--- START ---

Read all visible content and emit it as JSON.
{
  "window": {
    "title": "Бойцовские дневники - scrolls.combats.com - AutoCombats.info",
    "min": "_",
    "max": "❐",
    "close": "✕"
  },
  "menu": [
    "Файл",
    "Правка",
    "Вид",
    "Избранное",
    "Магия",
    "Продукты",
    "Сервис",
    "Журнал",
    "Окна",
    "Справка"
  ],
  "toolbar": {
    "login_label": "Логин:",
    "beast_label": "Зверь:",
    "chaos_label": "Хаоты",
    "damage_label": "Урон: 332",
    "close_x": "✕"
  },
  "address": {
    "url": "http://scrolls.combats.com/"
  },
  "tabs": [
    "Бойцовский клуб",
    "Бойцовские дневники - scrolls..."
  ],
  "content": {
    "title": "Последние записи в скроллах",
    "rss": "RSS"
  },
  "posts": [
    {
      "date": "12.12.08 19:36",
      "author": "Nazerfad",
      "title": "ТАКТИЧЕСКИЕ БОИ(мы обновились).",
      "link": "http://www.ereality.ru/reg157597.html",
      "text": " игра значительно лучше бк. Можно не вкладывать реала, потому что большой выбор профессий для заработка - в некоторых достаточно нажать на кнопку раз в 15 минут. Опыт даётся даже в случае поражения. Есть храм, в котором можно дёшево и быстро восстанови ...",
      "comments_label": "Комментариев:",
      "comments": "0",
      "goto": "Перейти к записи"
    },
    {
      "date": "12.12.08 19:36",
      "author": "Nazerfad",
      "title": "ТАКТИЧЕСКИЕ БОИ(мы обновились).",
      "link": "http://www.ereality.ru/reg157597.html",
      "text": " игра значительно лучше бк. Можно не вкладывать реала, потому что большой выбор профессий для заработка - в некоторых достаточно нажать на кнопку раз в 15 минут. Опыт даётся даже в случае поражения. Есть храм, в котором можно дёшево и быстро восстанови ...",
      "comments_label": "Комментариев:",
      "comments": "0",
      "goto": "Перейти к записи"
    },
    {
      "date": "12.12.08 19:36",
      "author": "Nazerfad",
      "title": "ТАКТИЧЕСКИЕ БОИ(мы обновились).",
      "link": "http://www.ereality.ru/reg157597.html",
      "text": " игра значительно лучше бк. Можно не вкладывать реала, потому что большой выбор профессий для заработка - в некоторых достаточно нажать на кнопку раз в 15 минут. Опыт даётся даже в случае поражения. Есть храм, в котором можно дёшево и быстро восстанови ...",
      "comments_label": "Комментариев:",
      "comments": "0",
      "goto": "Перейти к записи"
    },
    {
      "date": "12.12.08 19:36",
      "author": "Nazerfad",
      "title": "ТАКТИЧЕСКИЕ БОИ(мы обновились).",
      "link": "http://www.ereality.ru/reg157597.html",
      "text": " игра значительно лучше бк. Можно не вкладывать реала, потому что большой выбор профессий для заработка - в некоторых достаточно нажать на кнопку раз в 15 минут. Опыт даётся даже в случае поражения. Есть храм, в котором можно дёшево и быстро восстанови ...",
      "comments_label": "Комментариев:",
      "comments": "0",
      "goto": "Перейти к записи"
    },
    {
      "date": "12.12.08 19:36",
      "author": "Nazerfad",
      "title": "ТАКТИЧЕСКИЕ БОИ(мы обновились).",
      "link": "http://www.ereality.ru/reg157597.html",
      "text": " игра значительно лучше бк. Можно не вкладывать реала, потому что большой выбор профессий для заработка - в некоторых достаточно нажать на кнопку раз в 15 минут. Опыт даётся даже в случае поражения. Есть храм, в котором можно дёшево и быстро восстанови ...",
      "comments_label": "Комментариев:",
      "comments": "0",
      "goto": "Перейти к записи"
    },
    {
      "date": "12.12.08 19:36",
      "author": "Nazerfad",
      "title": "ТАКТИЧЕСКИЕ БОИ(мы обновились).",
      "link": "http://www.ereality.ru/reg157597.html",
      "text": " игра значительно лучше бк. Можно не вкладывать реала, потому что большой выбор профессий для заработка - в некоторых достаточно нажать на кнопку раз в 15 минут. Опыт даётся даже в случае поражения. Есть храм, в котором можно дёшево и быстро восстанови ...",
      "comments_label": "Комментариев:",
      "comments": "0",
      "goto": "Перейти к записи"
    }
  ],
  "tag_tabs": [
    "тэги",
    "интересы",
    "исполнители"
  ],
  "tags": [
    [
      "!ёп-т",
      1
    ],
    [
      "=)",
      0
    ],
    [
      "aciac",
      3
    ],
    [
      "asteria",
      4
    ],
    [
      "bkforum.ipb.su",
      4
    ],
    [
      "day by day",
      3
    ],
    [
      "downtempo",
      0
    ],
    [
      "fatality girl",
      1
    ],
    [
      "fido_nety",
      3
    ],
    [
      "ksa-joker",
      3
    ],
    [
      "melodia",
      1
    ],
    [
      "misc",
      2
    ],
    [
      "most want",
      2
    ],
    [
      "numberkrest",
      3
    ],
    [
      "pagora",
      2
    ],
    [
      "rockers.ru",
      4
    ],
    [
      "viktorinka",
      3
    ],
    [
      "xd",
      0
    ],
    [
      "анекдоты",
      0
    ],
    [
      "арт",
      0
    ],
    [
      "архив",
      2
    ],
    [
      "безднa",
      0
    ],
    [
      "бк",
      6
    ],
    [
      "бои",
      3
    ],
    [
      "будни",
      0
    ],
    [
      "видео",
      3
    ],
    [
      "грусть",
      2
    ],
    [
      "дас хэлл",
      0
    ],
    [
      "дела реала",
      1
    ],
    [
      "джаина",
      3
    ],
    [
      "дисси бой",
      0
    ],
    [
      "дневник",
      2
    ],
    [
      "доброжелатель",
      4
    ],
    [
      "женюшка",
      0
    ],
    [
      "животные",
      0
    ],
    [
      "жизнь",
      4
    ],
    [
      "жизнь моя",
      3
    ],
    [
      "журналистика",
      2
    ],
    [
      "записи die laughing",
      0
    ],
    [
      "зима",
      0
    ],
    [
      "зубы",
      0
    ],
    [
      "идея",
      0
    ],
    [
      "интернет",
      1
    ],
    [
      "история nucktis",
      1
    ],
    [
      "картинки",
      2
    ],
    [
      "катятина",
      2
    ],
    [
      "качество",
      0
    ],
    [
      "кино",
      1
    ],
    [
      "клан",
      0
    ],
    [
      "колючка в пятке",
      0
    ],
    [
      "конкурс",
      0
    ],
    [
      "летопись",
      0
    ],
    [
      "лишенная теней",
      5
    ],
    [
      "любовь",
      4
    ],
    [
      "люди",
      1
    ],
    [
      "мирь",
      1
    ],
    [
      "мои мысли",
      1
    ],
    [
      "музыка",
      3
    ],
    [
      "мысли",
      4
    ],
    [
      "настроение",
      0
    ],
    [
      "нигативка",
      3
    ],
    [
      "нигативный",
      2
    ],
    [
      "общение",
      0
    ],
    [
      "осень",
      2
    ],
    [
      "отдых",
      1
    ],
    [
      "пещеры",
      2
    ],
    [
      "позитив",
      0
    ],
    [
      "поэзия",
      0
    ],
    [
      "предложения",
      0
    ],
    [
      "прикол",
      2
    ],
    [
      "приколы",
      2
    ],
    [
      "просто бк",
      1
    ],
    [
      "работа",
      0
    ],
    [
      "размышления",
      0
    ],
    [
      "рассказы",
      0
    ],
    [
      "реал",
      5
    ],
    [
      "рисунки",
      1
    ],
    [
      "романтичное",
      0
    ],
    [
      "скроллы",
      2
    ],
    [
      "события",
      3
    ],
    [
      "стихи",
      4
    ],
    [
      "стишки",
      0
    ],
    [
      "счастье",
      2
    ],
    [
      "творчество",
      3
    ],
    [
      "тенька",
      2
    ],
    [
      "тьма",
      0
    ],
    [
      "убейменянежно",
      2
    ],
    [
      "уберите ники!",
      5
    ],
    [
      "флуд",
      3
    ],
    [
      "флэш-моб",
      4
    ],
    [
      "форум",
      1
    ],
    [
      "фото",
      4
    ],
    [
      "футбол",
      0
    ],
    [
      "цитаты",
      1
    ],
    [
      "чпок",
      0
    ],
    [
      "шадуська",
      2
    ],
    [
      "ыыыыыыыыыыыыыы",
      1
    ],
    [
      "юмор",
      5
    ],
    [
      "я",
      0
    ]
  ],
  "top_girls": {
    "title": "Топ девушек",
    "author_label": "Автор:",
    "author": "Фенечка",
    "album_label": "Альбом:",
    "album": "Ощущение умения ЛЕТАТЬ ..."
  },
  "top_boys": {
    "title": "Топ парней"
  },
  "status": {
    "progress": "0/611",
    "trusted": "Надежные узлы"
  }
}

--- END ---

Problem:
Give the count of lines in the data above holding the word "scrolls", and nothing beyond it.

Your response:
3